What Happens if Caught Wild Camping in England?
Wild Camping in England is a complex beast. There is a whole range of old rules and newly introduced acts that make the picture as clear as mud. Technically, wild camping in England is illegal. However, there are numerous laws in place that support the public’s right to enjoy recreational activities on private land.
Sound confusing? That’s because it is. The whole act of wild camping falls into a blurred space. Hikers and backpackers from all over the country love pitching a tent in its wild places, but if you research the topic further, you’ll find out it’s illegal.
Are campers being reprimanded every night? Are innocent hikers being thrown in jail for breaking these laws? What are the actual consequences if you get caught wild camping in England? Let’s investigate a little deeper to find the answers.
Is Wild Camping in England Illegal Everywhere?

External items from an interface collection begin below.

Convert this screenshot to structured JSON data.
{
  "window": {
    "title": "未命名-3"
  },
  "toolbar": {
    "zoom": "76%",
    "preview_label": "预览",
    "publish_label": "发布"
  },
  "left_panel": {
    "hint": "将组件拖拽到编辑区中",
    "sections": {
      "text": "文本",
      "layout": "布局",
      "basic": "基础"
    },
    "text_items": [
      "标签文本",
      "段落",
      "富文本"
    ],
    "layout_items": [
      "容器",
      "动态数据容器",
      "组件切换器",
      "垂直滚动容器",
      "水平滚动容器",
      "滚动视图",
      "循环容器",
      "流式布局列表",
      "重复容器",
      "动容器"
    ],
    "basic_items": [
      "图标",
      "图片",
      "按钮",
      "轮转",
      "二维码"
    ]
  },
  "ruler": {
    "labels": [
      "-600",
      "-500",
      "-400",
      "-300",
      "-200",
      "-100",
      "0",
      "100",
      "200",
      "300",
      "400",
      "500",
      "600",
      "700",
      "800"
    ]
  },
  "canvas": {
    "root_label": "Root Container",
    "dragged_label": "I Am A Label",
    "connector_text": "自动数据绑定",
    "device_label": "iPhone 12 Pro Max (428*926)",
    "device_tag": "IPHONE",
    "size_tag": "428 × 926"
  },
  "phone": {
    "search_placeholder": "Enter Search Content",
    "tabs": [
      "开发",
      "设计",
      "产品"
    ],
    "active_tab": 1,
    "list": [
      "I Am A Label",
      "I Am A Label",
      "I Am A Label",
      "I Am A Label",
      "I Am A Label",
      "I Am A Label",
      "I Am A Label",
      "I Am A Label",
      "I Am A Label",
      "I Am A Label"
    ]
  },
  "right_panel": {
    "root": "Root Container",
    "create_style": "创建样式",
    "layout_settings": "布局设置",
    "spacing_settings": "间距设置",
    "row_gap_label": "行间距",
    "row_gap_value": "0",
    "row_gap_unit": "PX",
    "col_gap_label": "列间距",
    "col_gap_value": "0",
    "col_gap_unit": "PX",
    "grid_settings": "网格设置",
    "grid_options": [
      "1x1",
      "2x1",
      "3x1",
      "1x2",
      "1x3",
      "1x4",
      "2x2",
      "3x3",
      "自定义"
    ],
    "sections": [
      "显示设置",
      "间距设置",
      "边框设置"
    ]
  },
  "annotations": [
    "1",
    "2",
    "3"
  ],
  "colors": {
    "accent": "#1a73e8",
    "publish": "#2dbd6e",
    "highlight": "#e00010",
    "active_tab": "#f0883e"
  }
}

You are allowed to wild camp in certain areas throughout England. The main National Park that permits wild camping is Dartmoor. There isn’t complete freedom to pitch where you want, but much of the park is open to campers.
Wild camping is restricted to small tents and for no more than 2 nights. No big groups or RVs are allowed. Make sure you research which areas are open to wild camping in the National Park, so you don’t pitch in the wrong area!
The Lake District is somewhat tolerant towards wild campers. Though they don’t expressively allow it, they provide some guidelines for wild campers to follow. Primarily, they encourage hikers to pitch high in the fells, above walls and away from towns. Campers should stay for one night in small groups and they must leave no trace.
Who Can Catch You?
If you do get caught wild camping in England, who has the right to tell you off? This depends on where you’ve chosen to camp. If you’ve followed all the guidelines for wild camping, it’s unlikely this should happen. However, if you are more reckless with your camping spot, you may be noticed.
The most likely person to catch you wild camping is a farmer. 9 times out of 10, it is their land you are camping on. As a result, it is their property you are on, and it is their decision whether to kick you off or not.
What happens next is all down to you. If you are polite and explain the situation, they may let you stay for the night or point you to another spot they feel is more suitable. If you’re unlucky, they’ll ask you to move on and that should be the end of it.
If you’re camped near car parks or other settlements, you may be spotted by park rangers or parking wardens. In both cases, they will most likely ask you to move on or find a designated campsite. It’s possible that police may come across you, but this is rare. Not many coppers patrol the fells and mountains of England!
What is the Punishment?
Most of the time, you will simply be asked to move. That is generally as far as the situation goes. It is extremely rare for the situation to escalate above this unless there is a repeated offence or other issues are at play.
In a worst-case scenario, you may be dealt a fine. This is usually saved for the worst offenders, such as people who damage the land, gather in large groups, or cause extra disturbance to an area.
Unfortunately, these rules are most often used to stop squatters from settling. Illegal raves or communities that grow into permanent camps are the main targets for law enforcement. Although wild campers can brush shoulders with these groups, their attitudes are very different.
What Does the Law Say?
The reason very few people get in trouble when wild camping in England is because it operates under a warning system. Wild camping technically falls into the category of trespassing. This is a civil offence and is not punishable by arrest.
So, in most cases, the discrepancy is settled on the spot. The landowner whose grounds are being trespassed on asks you to leave and the matter is settled. The issue can escalate if the perpetrator refuses to leave or is a repeat offender.
At this stage, you may be committing an aggravated trespass which is a criminal offence. From here, the police can be called, and fines can be dealt, or arrests made. The maximum offence is 3 months in jail or a £2,500 fine.
But if we’re being realistic, how likely is that to happen? Even if you are extraordinarily unlucky, it is unheard of to receive a fine of more than £200-300. Ultimately, if a farmer catches you wild camping, be polite, stay calm, and offer to move on.
Is Wild Camping in England Worth the Risk?
It depends on your appetite for adventure. The chance of you getting into trouble when wild camping in England is extremely thin. If you do get “caught” the problem is often chalked up to a misunderstanding and all parties walk away unscathed.
Of course, there are risks when wild camping in England, but they aren’t so severe as to ruin all your backpacking plans. The best way to avoid trouble is to be respectful, follow the guidelines set out by the wild camping community, and be discreet.
Final Tips for Wild Camping in England
If you are caught, don’t panic. Be polite and apologetic. Don’t let things get heated. It’s better to accept you’ve made a mistake. Appreciate that although it may seem like you’re camping in an empty field, you’re on the land that someone uses for their livelihood.
England is a small country. Land is contested by many groups of people. Hikers and backpackers are just another community that wishes to use the land for their enjoyment. Nature areas are to be shared and enjoyed by all. Don’t let that stop you from wild camping in England! Read More of our wild Camping blogs here